__TASK PROMPT__. Set down each record below exactly as it stands. Pictures are not part of the copy.

[[ ENTRIES SHOWN open ]]

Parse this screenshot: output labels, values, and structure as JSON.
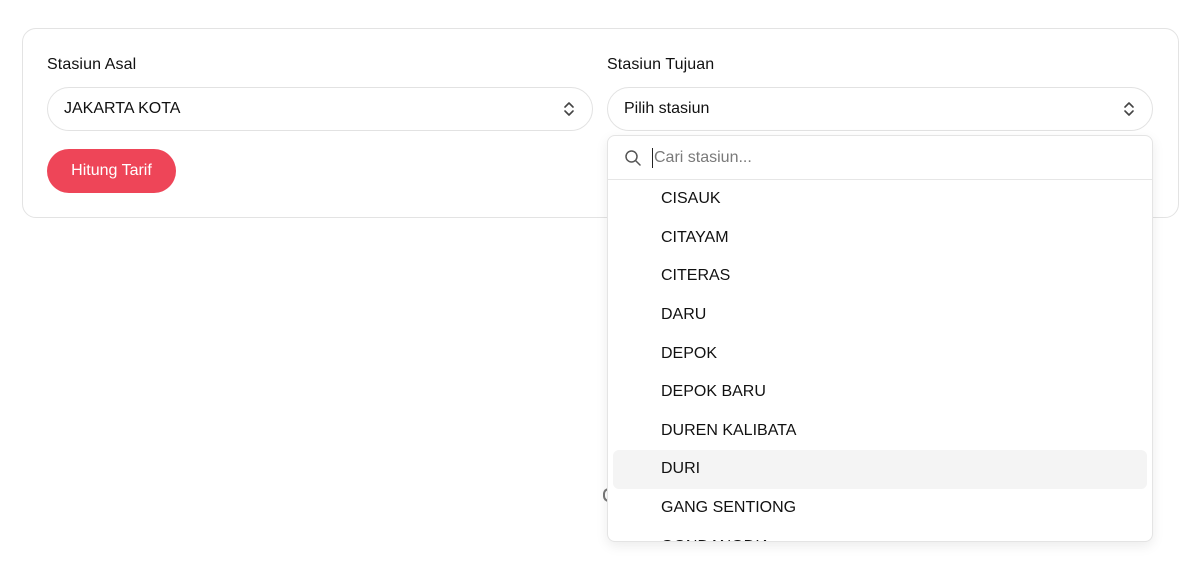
{
  "form": {
    "origin_label": "Stasiun Asal",
    "origin_value": "JAKARTA KOTA",
    "destination_label": "Stasiun Tujuan",
    "destination_value": "Pilih stasiun",
    "submit_label": "Hitung Tarif"
  },
  "dropdown": {
    "search_placeholder": "Cari stasiun...",
    "options": [
      "CISAUK",
      "CITAYAM",
      "CITERAS",
      "DARU",
      "DEPOK",
      "DEPOK BARU",
      "DUREN KALIBATA",
      "DURI",
      "GANG SENTIONG",
      "GONDANGDIA"
    ],
    "highlighted": "DURI"
  },
  "colors": {
    "accent": "#ee4558",
    "border": "#e3e3e3",
    "highlight": "#f4f4f4"
  },
  "icons": [
    "chevron-up-down-icon",
    "search-icon"
  ]
}
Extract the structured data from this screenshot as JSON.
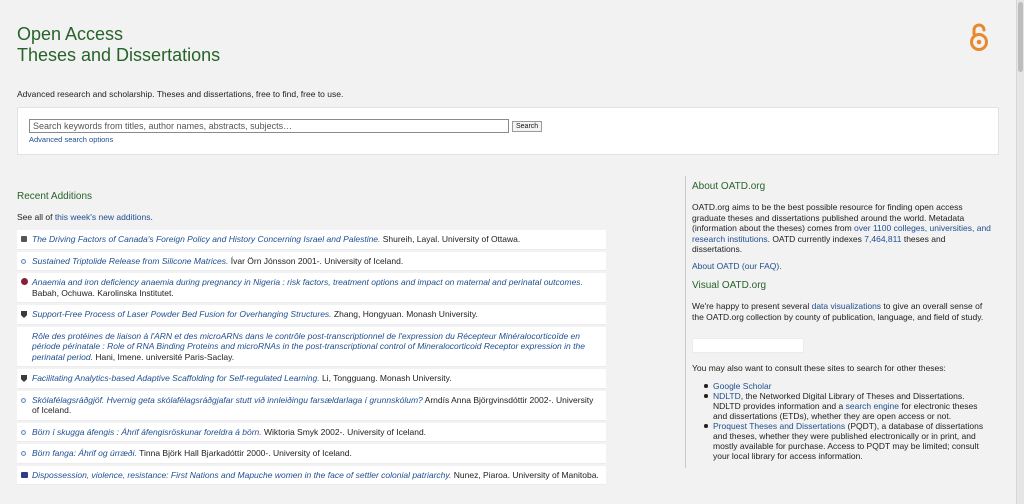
{
  "site": {
    "title_line1": "Open Access",
    "title_line2": "Theses and Dissertations",
    "tagline": "Advanced research and scholarship. Theses and dissertations, free to find, free to use.",
    "accent_color": "#27632a",
    "logo_color": "#e8892c"
  },
  "search": {
    "placeholder": "Search keywords from titles, author names, abstracts, subjects…",
    "button_label": "Search",
    "advanced_link": "Advanced search options"
  },
  "recent": {
    "heading": "Recent Additions",
    "seeall_prefix": "See all of ",
    "seeall_link": "this week's new additions",
    "seeall_suffix": ".",
    "items": [
      {
        "icon": "crest",
        "title": "The Driving Factors of Canada's Foreign Policy and History Concerning Israel and Palestine.",
        "rest": " Shureih, Layal. University of Ottawa."
      },
      {
        "icon": "dot",
        "title": "Sustained Triptolide Release from Silicone Matrices.",
        "rest": " Ívar Örn Jónsson 2001-. University of Iceland."
      },
      {
        "icon": "wine",
        "title": "Anaemia and iron deficiency anaemia during pregnancy in Nigeria : risk factors, treatment options and impact on maternal and perinatal outcomes.",
        "rest": " Babah, Ochuwa. Karolinska Institutet."
      },
      {
        "icon": "shield",
        "title": "Support-Free Process of Laser Powder Bed Fusion for Overhanging Structures.",
        "rest": " Zhang, Hongyuan. Monash University."
      },
      {
        "icon": "none",
        "title": "Rôle des protéines de liaison à l'ARN et des microARNs dans le contrôle post-transcriptionnel de l'expression du Récepteur Minéralocorticoïde en période périnatale : Role of RNA Binding Proteins and microRNAs in the post-transcriptional control of Mineralocorticoid Receptor expression in the perinatal period.",
        "rest": " Hani, Imene. université Paris-Saclay."
      },
      {
        "icon": "shield",
        "title": "Facilitating Analytics-based Adaptive Scaffolding for Self-regulated Learning.",
        "rest": " Li, Tongguang. Monash University."
      },
      {
        "icon": "dot",
        "title": "Skólafélagsráðgjöf. Hvernig geta skólafélagsráðgjafar stutt við innleiðingu farsældarlaga í grunnskólum?",
        "rest": " Arndís Anna Björgvinsdóttir 2002-. University of Iceland."
      },
      {
        "icon": "dot",
        "title": "Börn í skugga áfengis : Áhrif áfengisröskunar foreldra á börn.",
        "rest": " Wiktoria Smyk 2002-. University of Iceland."
      },
      {
        "icon": "dot",
        "title": "Börn fanga: Áhrif og úrræði.",
        "rest": " Tinna Björk Hall Bjarkadóttir 2000-. University of Iceland."
      },
      {
        "icon": "bookish",
        "title": "Dispossession, violence, resistance: First Nations and Mapuche women in the face of settler colonial patriarchy.",
        "rest": " Nunez, Piaroa. University of Manitoba."
      }
    ]
  },
  "about": {
    "heading": "About OATD.org",
    "text1": "OATD.org aims to be the best possible resource for finding open access graduate theses and dissertations published around the world. Metadata (information about the theses) comes from ",
    "link1": "over 1100 colleges, universities, and research institutions",
    "text2": ". OATD currently indexes ",
    "link2": "7,464,811",
    "text3": " theses and dissertations.",
    "faq_prefix": "About OATD (",
    "faq_link": "our FAQ",
    "faq_suffix": ")."
  },
  "visual": {
    "heading": "Visual OATD.org",
    "text1": "We're happy to present several ",
    "link": "data visualizations",
    "text2": " to give an overall sense of the OATD.org collection by county of publication, language, and field of study."
  },
  "consult": {
    "intro": "You may also want to consult these sites to search for other theses:",
    "google": "Google Scholar",
    "ndltd_link": "NDLTD",
    "ndltd_text1": ", the Networked Digital Library of Theses and Dissertations. NDLTD provides information and a ",
    "ndltd_link2": "search engine",
    "ndltd_text2": " for electronic theses and dissertations (ETDs), whether they are open access or not.",
    "pqdt_link": "Proquest Theses and Dissertations",
    "pqdt_text": " (PQDT), a database of dissertations and theses, whether they were published electronically or in print, and mostly available for purchase. Access to PQDT may be limited; consult your local library for access information."
  }
}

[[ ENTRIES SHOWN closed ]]

__ANSWER FOR THE TASK__.
Parse this screenshot: output labels, values, and structure as JSON.
{
  "form": {
    "origin_label": "Stasiun Asal",
    "origin_value": "JAKARTA KOTA",
    "destination_label": "Stasiun Tujuan",
    "destination_value": "Pilih stasiun",
    "submit_label": "Hitung Tarif"
  },
  "dropdown": {
    "search_placeholder": "Cari stasiun...",
    "options": [
      "CISAUK",
      "CITAYAM",
      "CITERAS",
      "DARU",
      "DEPOK",
      "DEPOK BARU",
      "DUREN KALIBATA",
      "DURI",
      "GANG SENTIONG",
      "GONDANGDIA"
    ],
    "highlighted": "DURI"
  },
  "colors": {
    "accent": "#ee4558",
    "border": "#e3e3e3",
    "highlight": "#f4f4f4"
  },
  "icons": [
    "chevron-up-down-icon",
    "search-icon"
  ]
}
Extract the structured data from this screenshot as JSON.
{
  "site": {
    "title_line1": "Open Access",
    "title_line2": "Theses and Dissertations",
    "tagline": "Advanced research and scholarship. Theses and dissertations, free to find, free to use.",
    "accent_color": "#27632a",
    "logo_color": "#e8892c"
  },
  "search": {
    "placeholder": "Search keywords from titles, author names, abstracts, subjects…",
    "button_label": "Search",
    "advanced_link": "Advanced search options"
  },
  "recent": {
    "heading": "Recent Additions",
    "seeall_prefix": "See all of ",
    "seeall_link": "this week's new additions",
    "seeall_suffix": ".",
    "items": [
      {
        "icon": "crest",
        "title": "The Driving Factors of Canada's Foreign Policy and History Concerning Israel and Palestine.",
        "rest": " Shureih, Layal. University of Ottawa."
      },
      {
        "icon": "dot",
        "title": "Sustained Triptolide Release from Silicone Matrices.",
        "rest": " Ívar Örn Jónsson 2001-. University of Iceland."
      },
      {
        "icon": "wine",
        "title": "Anaemia and iron deficiency anaemia during pregnancy in Nigeria : risk factors, treatment options and impact on maternal and perinatal outcomes.",
        "rest": " Babah, Ochuwa. Karolinska Institutet."
      },
      {
        "icon": "shield",
        "title": "Support-Free Process of Laser Powder Bed Fusion for Overhanging Structures.",
        "rest": " Zhang, Hongyuan. Monash University."
      },
      {
        "icon": "none",
        "title": "Rôle des protéines de liaison à l'ARN et des microARNs dans le contrôle post-transcriptionnel de l'expression du Récepteur Minéralocorticoïde en période périnatale : Role of RNA Binding Proteins and microRNAs in the post-transcriptional control of Mineralocorticoid Receptor expression in the perinatal period.",
        "rest": " Hani, Imene. université Paris-Saclay."
      },
      {
        "icon": "shield",
        "title": "Facilitating Analytics-based Adaptive Scaffolding for Self-regulated Learning.",
        "rest": " Li, Tongguang. Monash University."
      },
      {
        "icon": "dot",
        "title": "Skólafélagsráðgjöf. Hvernig geta skólafélagsráðgjafar stutt við innleiðingu farsældarlaga í grunnskólum?",
        "rest": " Arndís Anna Björgvinsdóttir 2002-. University of Iceland."
      },
      {
        "icon": "dot",
        "title": "Börn í skugga áfengis : Áhrif áfengisröskunar foreldra á börn.",
        "rest": " Wiktoria Smyk 2002-. University of Iceland."
      },
      {
        "icon": "dot",
        "title": "Börn fanga: Áhrif og úrræði.",
        "rest": " Tinna Björk Hall Bjarkadóttir 2000-. University of Iceland."
      },
      {
        "icon": "bookish",
        "title": "Dispossession, violence, resistance: First Nations and Mapuche women in the face of settler colonial patriarchy.",
        "rest": " Nunez, Piaroa. University of Manitoba."
      }
    ]
  },
  "about": {
    "heading": "About OATD.org",
    "text1": "OATD.org aims to be the best possible resource for finding open access graduate theses and dissertations published around the world. Metadata (information about the theses) comes from ",
    "link1": "over 1100 colleges, universities, and research institutions",
    "text2": ". OATD currently indexes ",
    "link2": "7,464,811",
    "text3": " theses and dissertations.",
    "faq_prefix": "About OATD (",
    "faq_link": "our FAQ",
    "faq_suffix": ")."
  },
  "visual": {
    "heading": "Visual OATD.org",
    "text1": "We're happy to present several ",
    "link": "data visualizations",
    "text2": " to give an overall sense of the OATD.org collection by county of publication, language, and field of study."
  },
  "consult": {
    "intro": "You may also want to consult these sites to search for other theses:",
    "google": "Google Scholar",
    "ndltd_link": "NDLTD",
    "ndltd_text1": ", the Networked Digital Library of Theses and Dissertations. NDLTD provides information and a ",
    "ndltd_link2": "search engine",
    "ndltd_text2": " for electronic theses and dissertations (ETDs), whether they are open access or not.",
    "pqdt_link": "Proquest Theses and Dissertations",
    "pqdt_text": " (PQDT), a database of dissertations and theses, whether they were published electronically or in print, and mostly available for purchase. Access to PQDT may be limited; consult your local library for access information."
  }
}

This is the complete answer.